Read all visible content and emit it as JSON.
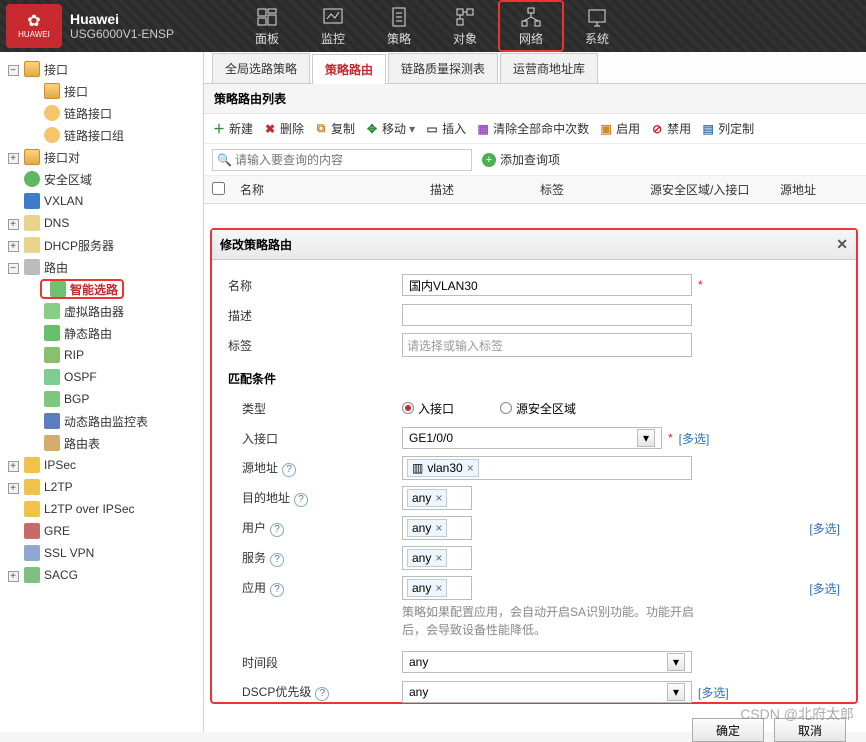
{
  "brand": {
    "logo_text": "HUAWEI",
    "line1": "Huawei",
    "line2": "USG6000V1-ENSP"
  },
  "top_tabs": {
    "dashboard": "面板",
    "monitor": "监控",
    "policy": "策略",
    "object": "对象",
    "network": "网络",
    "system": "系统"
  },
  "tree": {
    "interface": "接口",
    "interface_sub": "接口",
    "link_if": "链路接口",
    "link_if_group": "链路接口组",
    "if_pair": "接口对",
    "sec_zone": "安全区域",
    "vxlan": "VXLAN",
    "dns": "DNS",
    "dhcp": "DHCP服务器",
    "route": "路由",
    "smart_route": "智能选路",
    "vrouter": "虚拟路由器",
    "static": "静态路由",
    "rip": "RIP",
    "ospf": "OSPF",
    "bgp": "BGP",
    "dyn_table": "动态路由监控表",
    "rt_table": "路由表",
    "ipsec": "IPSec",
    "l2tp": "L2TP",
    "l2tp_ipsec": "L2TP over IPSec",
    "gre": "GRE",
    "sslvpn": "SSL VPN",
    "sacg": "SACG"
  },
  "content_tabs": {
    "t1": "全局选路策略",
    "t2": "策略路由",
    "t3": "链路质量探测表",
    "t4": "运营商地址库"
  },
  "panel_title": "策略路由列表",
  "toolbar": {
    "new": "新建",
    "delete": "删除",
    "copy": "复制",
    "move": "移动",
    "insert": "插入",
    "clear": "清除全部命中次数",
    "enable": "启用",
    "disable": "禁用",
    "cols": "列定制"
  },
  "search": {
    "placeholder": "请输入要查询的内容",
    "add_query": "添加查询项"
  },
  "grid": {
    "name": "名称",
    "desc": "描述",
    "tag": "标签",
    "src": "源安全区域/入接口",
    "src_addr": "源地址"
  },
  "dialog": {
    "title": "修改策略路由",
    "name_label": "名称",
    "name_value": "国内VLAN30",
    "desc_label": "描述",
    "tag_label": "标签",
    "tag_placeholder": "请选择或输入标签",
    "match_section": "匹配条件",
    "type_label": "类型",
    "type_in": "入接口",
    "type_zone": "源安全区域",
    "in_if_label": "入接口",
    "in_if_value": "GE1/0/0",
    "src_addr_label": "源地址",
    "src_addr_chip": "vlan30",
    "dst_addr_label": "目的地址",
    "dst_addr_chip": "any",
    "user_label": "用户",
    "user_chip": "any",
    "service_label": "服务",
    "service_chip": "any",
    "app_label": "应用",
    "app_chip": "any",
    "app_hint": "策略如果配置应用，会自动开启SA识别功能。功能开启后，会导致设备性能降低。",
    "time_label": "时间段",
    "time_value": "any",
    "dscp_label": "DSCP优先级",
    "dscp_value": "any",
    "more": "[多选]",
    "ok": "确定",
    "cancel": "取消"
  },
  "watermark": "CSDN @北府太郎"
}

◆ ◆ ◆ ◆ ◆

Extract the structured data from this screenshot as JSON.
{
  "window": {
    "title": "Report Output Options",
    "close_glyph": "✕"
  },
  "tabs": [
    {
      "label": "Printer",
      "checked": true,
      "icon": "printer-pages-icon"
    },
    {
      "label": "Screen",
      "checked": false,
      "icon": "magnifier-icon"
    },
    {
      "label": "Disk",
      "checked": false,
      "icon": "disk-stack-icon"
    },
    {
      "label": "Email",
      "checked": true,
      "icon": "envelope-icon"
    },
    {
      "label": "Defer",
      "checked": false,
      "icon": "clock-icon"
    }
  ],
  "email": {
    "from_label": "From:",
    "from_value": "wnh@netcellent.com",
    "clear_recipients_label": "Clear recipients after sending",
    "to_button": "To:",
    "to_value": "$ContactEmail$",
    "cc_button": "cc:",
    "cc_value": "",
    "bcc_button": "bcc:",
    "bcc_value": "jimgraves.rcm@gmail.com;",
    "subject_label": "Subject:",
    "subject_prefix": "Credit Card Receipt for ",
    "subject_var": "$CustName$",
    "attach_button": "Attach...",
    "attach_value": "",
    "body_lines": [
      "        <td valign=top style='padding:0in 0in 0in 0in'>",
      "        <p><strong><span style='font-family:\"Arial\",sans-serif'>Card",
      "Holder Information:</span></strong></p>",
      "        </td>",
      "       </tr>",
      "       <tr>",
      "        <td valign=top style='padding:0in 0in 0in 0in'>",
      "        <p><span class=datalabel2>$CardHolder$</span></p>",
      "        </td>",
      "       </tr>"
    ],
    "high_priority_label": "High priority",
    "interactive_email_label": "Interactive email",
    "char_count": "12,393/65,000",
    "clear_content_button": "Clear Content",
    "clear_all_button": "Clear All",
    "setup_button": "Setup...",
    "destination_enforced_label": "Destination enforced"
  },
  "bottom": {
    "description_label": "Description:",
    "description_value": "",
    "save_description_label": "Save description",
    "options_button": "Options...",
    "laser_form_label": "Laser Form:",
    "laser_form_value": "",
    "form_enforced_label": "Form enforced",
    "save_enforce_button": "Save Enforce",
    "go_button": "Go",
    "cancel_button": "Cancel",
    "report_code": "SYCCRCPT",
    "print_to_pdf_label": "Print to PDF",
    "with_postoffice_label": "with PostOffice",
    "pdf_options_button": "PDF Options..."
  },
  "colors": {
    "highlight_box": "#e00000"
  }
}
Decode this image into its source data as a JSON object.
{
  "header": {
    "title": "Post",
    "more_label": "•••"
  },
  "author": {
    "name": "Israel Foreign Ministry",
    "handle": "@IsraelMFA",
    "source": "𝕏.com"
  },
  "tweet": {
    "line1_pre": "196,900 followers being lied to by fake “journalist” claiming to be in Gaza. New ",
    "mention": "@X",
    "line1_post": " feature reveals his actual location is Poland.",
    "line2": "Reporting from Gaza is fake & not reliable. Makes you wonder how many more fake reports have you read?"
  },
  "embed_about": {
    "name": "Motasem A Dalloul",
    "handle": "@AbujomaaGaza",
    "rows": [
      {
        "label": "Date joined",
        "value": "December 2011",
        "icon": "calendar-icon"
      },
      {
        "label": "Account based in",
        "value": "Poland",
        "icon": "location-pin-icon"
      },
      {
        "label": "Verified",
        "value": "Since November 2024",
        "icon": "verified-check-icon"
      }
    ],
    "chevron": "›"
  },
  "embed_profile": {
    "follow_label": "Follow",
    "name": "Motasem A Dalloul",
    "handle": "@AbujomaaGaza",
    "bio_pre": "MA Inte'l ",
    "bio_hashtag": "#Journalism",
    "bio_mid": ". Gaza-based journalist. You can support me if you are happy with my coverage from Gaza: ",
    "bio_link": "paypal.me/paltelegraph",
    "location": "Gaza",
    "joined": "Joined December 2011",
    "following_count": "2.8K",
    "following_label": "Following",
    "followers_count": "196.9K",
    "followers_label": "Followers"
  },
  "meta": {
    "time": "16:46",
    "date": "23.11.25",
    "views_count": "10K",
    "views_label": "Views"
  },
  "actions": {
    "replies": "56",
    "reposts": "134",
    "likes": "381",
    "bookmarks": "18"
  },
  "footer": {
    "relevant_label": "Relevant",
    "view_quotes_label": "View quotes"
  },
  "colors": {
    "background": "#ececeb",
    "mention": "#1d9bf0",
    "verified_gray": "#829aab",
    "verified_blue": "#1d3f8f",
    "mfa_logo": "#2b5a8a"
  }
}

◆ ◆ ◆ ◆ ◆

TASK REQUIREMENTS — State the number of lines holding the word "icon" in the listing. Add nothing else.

TASK RESULT — 8